Squall at 100 km/hr leaves Chandigarh powerless
A squall blowing at speeds up to 100 kilometer per hour accompanied by around 31 mm rain over an hour and a half left a trail of destruction in and around Chandigarh on Saturday night, with normal power and water supply still to be restored in some pockets till late on Sunday evening.
According to India Meteorological Department (IMD) officials, the squall began around 10:15pm on Saturday, and soon most parts of the city went into darkness. While the thunderstorm got over by around 11:30pm, light rain continued till the wee hours of Sunday.
Also read: High-speed winds batter Mohali, Panchkula
Around 72 trees and 60 electricity poles were uprooted due to the high-speed winds, damaging property and blocking roads across Chandigarh. Several transformers also developed snags.
“In many areas, an uprooted tree damaged the entire power line, taking down several poles with it. The horticulture department has removed these trees in a few areas, but a lot of work is still left before which normal power supply can resume in some pockets,” said an electricity department official, on the condition of anonymity, as he was not authorised to speak to media.
While in some sectors, the electricity supply was restored by the afternoon, many southern parts, including Sectors 33-39, 45, 48 and 49, reported much longer disruptions.
In parts of Sector 45, the supply was restored around 11am, but one-third of the sector was still without power till the time of filing of this story late evening. “Many residents have moved to the houses of their friends and relatives elsewhere,” said Sanjeev Bansal, president, resident welfare association (RWA), Sector 45.
Covid patients suffer
Residents also highlighted problems faced by Covid patients in home isolation due to the power outages. “Many patients and their attendants had a sleepless night as oxygen generators being used by them stopped working due to the power failure. We roped in an NGO, whose volunteers worked the whole night to ensure supply of free oxygen cylinders from their Covid Care Centre,” said Vinod Vashisht, convener, City Forum of Residents Welfare Organisations.
RS Dhillon, general secretary, RWA, Sector 34, said: “Power outages are seen each time there is a storm. When will the administration formulate a policy on weak trees that end up falling on electricity lines and creating havoc?”
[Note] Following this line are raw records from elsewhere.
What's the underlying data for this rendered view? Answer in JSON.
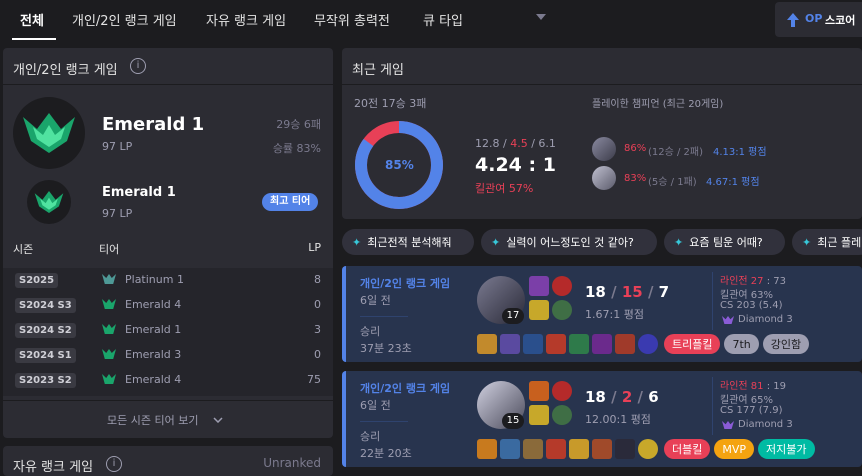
{
  "tabs": [
    "전체",
    "개인/2인 랭크 게임",
    "자유 랭크 게임",
    "무작위 총력전",
    "큐 타입"
  ],
  "op_button": {
    "icon": "arrow-up-icon",
    "label_prefix": "OP",
    "label": "스코어"
  },
  "ranked_solo": {
    "title": "개인/2인 랭크 게임",
    "current": {
      "tier": "Emerald 1",
      "lp": "97 LP",
      "record": "29승 6패",
      "winrate": "승률 83%"
    },
    "peak": {
      "tier": "Emerald 1",
      "lp": "97 LP",
      "badge": "최고 티어"
    },
    "season_headers": {
      "season": "시즌",
      "tier": "티어",
      "lp": "LP"
    },
    "seasons": [
      {
        "season": "S2025",
        "tier": "Platinum 1",
        "lp": "8"
      },
      {
        "season": "S2024 S3",
        "tier": "Emerald 4",
        "lp": "0"
      },
      {
        "season": "S2024 S2",
        "tier": "Emerald 1",
        "lp": "3"
      },
      {
        "season": "S2024 S1",
        "tier": "Emerald 3",
        "lp": "0"
      },
      {
        "season": "S2023 S2",
        "tier": "Emerald 4",
        "lp": "75"
      }
    ],
    "all_seasons_label": "모든 시즌 티어 보기"
  },
  "ranked_flex": {
    "title": "자유 랭크 게임",
    "status": "Unranked"
  },
  "recent": {
    "title": "최근 게임",
    "summary": "20전 17승 3패",
    "winrate_pct": "85%",
    "winrate_value": 85,
    "kda_k": "12.8",
    "kda_d": "4.5",
    "kda_a": "6.1",
    "kda_ratio": "4.24 : 1",
    "kill_participation": "킬관여 57%",
    "champions_title": "플레이한 챔피언 (최근 20게임)",
    "champions": [
      {
        "winrate": "86%",
        "record": "(12승 / 2패)",
        "kda": "4.13:1 평점"
      },
      {
        "winrate": "83%",
        "record": "(5승 / 1패)",
        "kda": "4.67:1 평점"
      }
    ]
  },
  "ai_pills": [
    "최근전적 분석해줘",
    "실력이 어느정도인 것 같아?",
    "요즘 팀운 어때?",
    "최근 플레"
  ],
  "games": [
    {
      "queue": "개인/2인 랭크 게임",
      "ago": "6일 전",
      "result": "승리",
      "duration": "37분 23초",
      "level": "17",
      "kills": "18",
      "deaths": "15",
      "assists": "7",
      "kda": "1.67:1 평점",
      "laning_label": "라인전",
      "laning_value": "27",
      "laning_rest": " : 73",
      "kp": "킬관여 63%",
      "cs": "CS 203 (5.4)",
      "avg_tier": "Diamond 3",
      "tags": [
        {
          "text": "트리플킬",
          "color": "#e84057"
        },
        {
          "text": "7th",
          "color": "#9e9eb1"
        },
        {
          "text": "강인함",
          "color": "#9e9eb1"
        }
      ]
    },
    {
      "queue": "개인/2인 랭크 게임",
      "ago": "6일 전",
      "result": "승리",
      "duration": "22분 20초",
      "level": "15",
      "kills": "18",
      "deaths": "2",
      "assists": "6",
      "kda": "12.00:1 평점",
      "laning_label": "라인전",
      "laning_value": "81",
      "laning_rest": " : 19",
      "kp": "킬관여 65%",
      "cs": "CS 177 (7.9)",
      "avg_tier": "Diamond 3",
      "tags": [
        {
          "text": "더블킬",
          "color": "#e84057"
        },
        {
          "text": "MVP",
          "color": "#f4a310"
        },
        {
          "text": "저지불가",
          "color": "#00bba3"
        }
      ]
    }
  ]
}
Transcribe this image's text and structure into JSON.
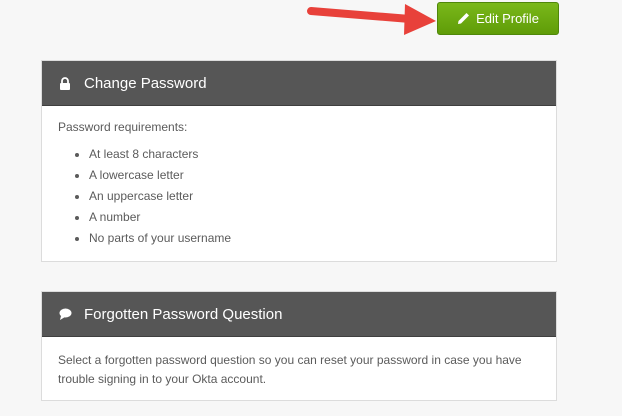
{
  "header": {
    "edit_profile_label": "Edit Profile"
  },
  "change_password": {
    "title": "Change Password",
    "requirements_label": "Password requirements:",
    "requirements": [
      "At least 8 characters",
      "A lowercase letter",
      "An uppercase letter",
      "A number",
      "No parts of your username"
    ]
  },
  "forgotten_question": {
    "title": "Forgotten Password Question",
    "description": "Select a forgotten password question so you can reset your password in case you have trouble signing in to your Okta account."
  },
  "colors": {
    "accent_green": "#6aab0f",
    "panel_header": "#565656",
    "annotation_arrow": "#e8413a"
  },
  "icons": {
    "edit": "pencil-icon",
    "lock": "lock-icon",
    "question": "speech-bubble-icon"
  }
}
“We have restored power supply in most areas. There are still some issues in a few pockets within some sectors. These would also be resolved soon,” said UT chief engineer CB Ojha, adding that an emergency WhatsApp group was created for better coordination between the electricity department and MC officials.
Water supply pangs
Disruptions in power supply also hit water supply in most parts of the city during the day.
Even though electricity was restored in parts of Sector 40, residents complained there was still no water. MS Rawat, president, RWA, Sector 40C, said: “There is no water supply to the first and second floors. On the ground floor, some houses got water, but at very low pressure.”
“Water supply has still not resumed. The department does not even have any diesel to run the backup generator for the booster pump,” said Jatinder Mehta, former vice-president, RWA, CHB Flats, Sector 49.
MC chief engineer Shailender Singh said: “The water supply was disrupted due to power disruptions. It will start in the evening, though the supply will be normalised only on Monday.”
Birds fall prey too
In Sector 37D, carcasses of around 200 parrots and 65 pigeons were found lying on the ground on Sunday morning.
Inspector Dharminder Dogra and volunteer Prince Mehra of the Society for Prevention of Cruelty to Animals reached the spot after shocked residents called the authorities.
“The birds had been sleeping on the tree branches, that fell due to the high-speed winds, killing them. We took the carcasses and handed them over to the forest department,” said Dogra.
With 31.8 mm rain on the intervening night of Saturday and Sunday, it was the highest recorded within 24 hours in May since 2014. According to the IMD, light rain and gusty winds are likely to continue from Monday to Wednesday.
In fact, the weatherman had made no prediction of the thunderstorm on Saturday night.
“The squall arose due to pressure differences and it is usually a short phenomenon. This is why the weather remained sunny on Sunday. However, a western disturbance will be active in the city from Monday onwards. Light rain up to 10 mm along with gusty winds at speeds up to 50 kmph and thunder can be expected to continue till Wednesday,” said IMD scientist Shivinder Singh.
A squall is defined as a strong wind rising suddenly and lasting for at least a minute. It was last on June 3, 2019, that wind speed had gone up to 98.8 kmph. More recently, on May 7, it peaked at 80 kmph. Similar wind speeds are not expected in the coming days.
Meanwhile, maximum temperature fell slightly to 34.9°C from Saturday’s 36.5°C. However, minimum temperature plunged by over 10 notches due to the squall, going down from 28.8°C to 18.5°C. In the next three days, the temperature is likely to continue to remain like this, with mercury oscillating between 21°C and 35°C.